China House is another taxpayer-funded initiative designed to antagonize Beijing, instead of working on reconciliation for the common good
The US State Department announced on December 16 the launch of a so-called ‘China House’ unit, an internal reorganization designed to help sharpen policymaking against Beijing, Washington’s primary geopolitical rival.
This unit, officially known as the Office of China Coordination, is supposedly going to be the centerpiece of the administration of President Joe Biden
’s policy toward Beijing and will employ up to 60 or 70 people specifically for furthering Washington’s competition vis-a-vis China.
According to an official preview that US officials gave to Politico, the administration wants to streamline what it sees as a bureaucracy that’s currently not fast enough to meet the challenges of the geopolitical rivalry. Inevitably, it shows that the US wants to create a more thorough diplomatic machine to push this rivalry up a new notch instead of focusing on much-needed cooperation as the all-important US-China relationship sours.
Prior to the rollout of this new entity, the US had been pooling resources from a number of disconnected agencies and units within the State Department. The unit will be headed by Rick Waters, a deputy assistant secretary who will now be its inaugural coordinator. But China House has not been described as a game-winning solution but rather as a crucial part of a much broader effort to combat Beijing’s growing influence around the world.
Of course, such China-oriented units within the US government are not exactly new. We know that in October 2021, the Central Intelligence Agency (CIA) created a so-called China Mission Center and, likewise, in February of the same year, the Department of Defense formed a China Task Force. Each of these essentially amounts to the same thing: boosting internal coordination within various government agencies to drive up the perceived China threat and attempt to contain Beijing.

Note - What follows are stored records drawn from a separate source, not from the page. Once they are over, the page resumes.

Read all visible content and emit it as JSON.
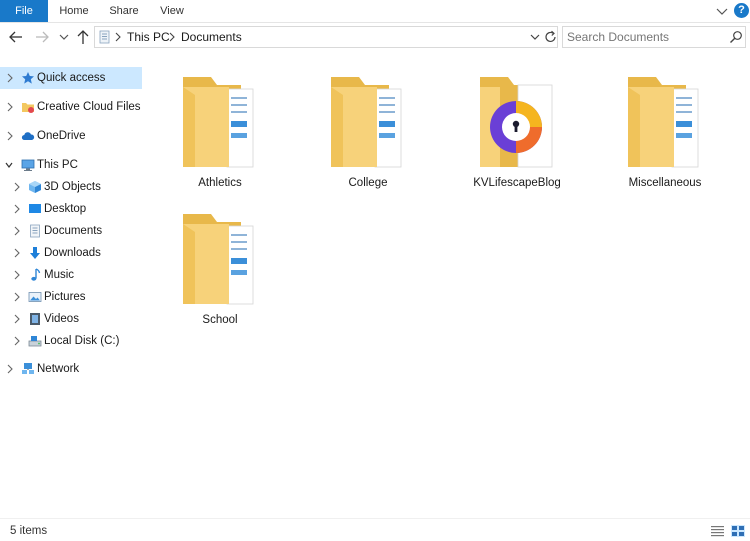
{
  "ribbon": {
    "tabs": [
      "File",
      "Home",
      "Share",
      "View"
    ],
    "help_glyph": "?"
  },
  "address": {
    "crumbs": [
      "This PC",
      "Documents"
    ]
  },
  "search": {
    "placeholder": "Search Documents"
  },
  "sidebar": {
    "items": [
      {
        "label": "Quick access",
        "icon": "star-icon",
        "selected": true
      },
      {
        "label": "Creative Cloud Files",
        "icon": "creative-cloud-icon"
      },
      {
        "label": "OneDrive",
        "icon": "cloud-icon"
      },
      {
        "label": "This PC",
        "icon": "computer-icon",
        "expanded": true
      },
      {
        "label": "3D Objects",
        "icon": "cube-icon"
      },
      {
        "label": "Desktop",
        "icon": "desktop-icon"
      },
      {
        "label": "Documents",
        "icon": "document-icon"
      },
      {
        "label": "Downloads",
        "icon": "download-arrow-icon"
      },
      {
        "label": "Music",
        "icon": "music-note-icon"
      },
      {
        "label": "Pictures",
        "icon": "picture-icon"
      },
      {
        "label": "Videos",
        "icon": "film-icon"
      },
      {
        "label": "Local Disk (C:)",
        "icon": "drive-icon"
      },
      {
        "label": "Network",
        "icon": "network-icon"
      }
    ]
  },
  "files": [
    {
      "name": "Athletics",
      "icon": "folder-icon"
    },
    {
      "name": "College",
      "icon": "folder-icon"
    },
    {
      "name": "KVLifescapeBlog",
      "icon": "password-manager-folder-icon"
    },
    {
      "name": "Miscellaneous",
      "icon": "folder-icon"
    },
    {
      "name": "School",
      "icon": "folder-icon"
    }
  ],
  "status": {
    "item_count": "5 items"
  },
  "colors": {
    "accent": "#1979c9",
    "selection": "#cce8ff",
    "folder": "#f5c95a"
  }
}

While the US has in various formats sworn that it is not seeking a new Cold War against China and wants to cooperate on key points of mutual benefit, such actions tell a different story. That story being that the US is hellbent on confrontation first and foremost. For its part, China has highlighted the need for win-win cooperation, of which there are countless possible examples.
For instance, the US Department of Energy announced last week that scientists at the National Ignition Facility had reached a key breakthrough in nuclear fusion. Such an advance had eluded nuclear scientists for almost 60 years, but its rollout to the US (and global) energy portfolio, as it currently stands, will probably not have any significance until the 2060s or 2070s because of engineering challenges. However, with China’s world-class engineering talent, Beijing could lend a much-needed hand in helping develop this technology for the real world. Such cooperation could greatly expand the world’s arsenal in the fight against climate change and help the US and other countries reach carbon neutrality at or before their intended deadlines.

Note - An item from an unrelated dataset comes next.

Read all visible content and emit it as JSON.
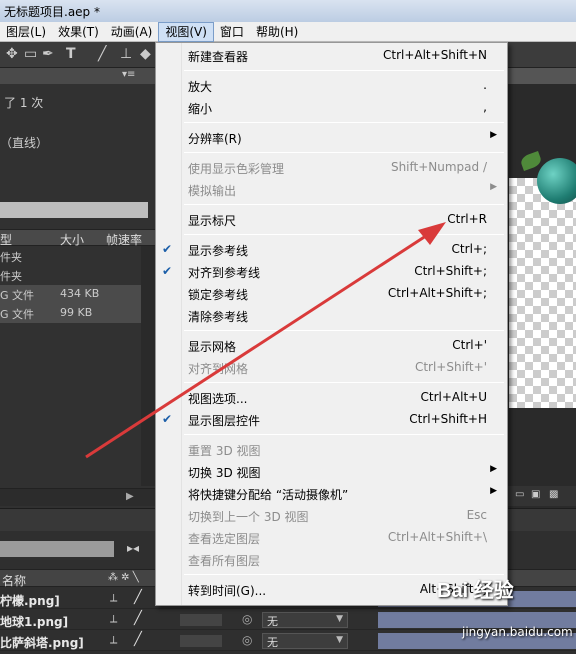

The US could also find new avenues to cooperate on trade to help create American jobs via China. In January of this year, it was reported that China helped not only save 9,000 existing jobs in the Boston area but also created a projected 400,000 more over the next 20 years after the China Ocean Shipping Company opened direct vessel service from China to the Port of Boston. Both of these examples, one hypothetical and one very real, highlight what a China House could focus on – helping American workers and the world – rather than drumming up competition between the world’s two most important countries.
As it stands, China House is shaping up to be not all that productive. It will be one of several China-oriented agencies within the federal government blob that will compete for clout and funds, as we have seen take place in countless other examples over the years. This will essentially be a money pit for US taxpayers that will not yield any tangible results to benefit average people’s lives but will only serve to demonize China in the international public eye, more than likely unsuccessfully. The unit will almost certainly be a waste of time and resources that the US could direct toward more productive activities that benefit both sides.

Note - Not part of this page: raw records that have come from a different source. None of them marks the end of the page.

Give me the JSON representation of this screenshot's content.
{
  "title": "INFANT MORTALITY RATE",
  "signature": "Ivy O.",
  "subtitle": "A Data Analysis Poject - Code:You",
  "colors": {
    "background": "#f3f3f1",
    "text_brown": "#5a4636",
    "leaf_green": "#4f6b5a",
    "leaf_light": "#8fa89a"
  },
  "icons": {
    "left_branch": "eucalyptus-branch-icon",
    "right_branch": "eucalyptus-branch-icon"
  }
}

No doubt, China House will further deteriorate relations between the two sides. It will throw gasoline on an already raging fire and further fray an already damaged connection between the two countries. The administration should really think twice about the goals of China House and, one might hope, direct these resources towards more productive ends. As the most important diplomatic relationship in the world, China and the US have much that they could achieve together rather than wasting time and energy in fruitless competition.